Say how many lines of the entries below include "desc", giving nothing but that number.

[Page and application data records]
===
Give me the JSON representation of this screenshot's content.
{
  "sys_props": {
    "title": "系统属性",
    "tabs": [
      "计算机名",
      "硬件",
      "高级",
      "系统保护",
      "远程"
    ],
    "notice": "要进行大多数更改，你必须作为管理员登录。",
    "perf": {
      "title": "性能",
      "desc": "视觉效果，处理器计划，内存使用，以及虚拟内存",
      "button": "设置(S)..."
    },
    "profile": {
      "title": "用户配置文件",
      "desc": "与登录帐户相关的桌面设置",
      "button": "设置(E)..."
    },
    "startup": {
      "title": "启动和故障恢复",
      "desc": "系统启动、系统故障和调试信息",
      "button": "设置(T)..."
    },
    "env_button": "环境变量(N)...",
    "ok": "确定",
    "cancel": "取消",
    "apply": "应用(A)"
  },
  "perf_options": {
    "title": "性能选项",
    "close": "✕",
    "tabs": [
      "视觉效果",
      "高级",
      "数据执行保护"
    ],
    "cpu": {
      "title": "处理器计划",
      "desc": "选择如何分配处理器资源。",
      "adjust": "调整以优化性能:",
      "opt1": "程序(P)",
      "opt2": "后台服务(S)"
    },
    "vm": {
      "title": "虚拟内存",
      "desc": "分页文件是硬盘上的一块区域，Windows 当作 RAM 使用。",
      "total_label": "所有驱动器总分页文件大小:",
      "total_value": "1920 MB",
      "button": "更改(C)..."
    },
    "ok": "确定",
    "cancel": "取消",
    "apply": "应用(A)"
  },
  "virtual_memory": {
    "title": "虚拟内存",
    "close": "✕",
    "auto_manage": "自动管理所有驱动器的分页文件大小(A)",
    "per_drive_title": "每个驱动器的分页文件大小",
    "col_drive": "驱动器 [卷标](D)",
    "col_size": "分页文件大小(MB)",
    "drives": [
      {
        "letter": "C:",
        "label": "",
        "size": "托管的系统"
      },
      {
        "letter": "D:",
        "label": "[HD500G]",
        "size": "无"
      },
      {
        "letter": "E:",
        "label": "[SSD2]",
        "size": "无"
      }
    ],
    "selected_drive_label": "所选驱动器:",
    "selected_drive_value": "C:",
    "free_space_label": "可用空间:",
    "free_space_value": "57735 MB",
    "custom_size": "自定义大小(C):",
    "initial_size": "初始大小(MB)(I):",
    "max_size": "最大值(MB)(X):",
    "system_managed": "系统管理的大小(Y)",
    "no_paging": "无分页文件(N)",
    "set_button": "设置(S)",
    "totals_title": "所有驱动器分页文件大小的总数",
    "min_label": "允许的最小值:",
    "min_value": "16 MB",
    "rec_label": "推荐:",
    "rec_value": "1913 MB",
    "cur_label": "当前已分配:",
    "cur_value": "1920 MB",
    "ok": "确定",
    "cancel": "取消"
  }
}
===
Answer for the task: 5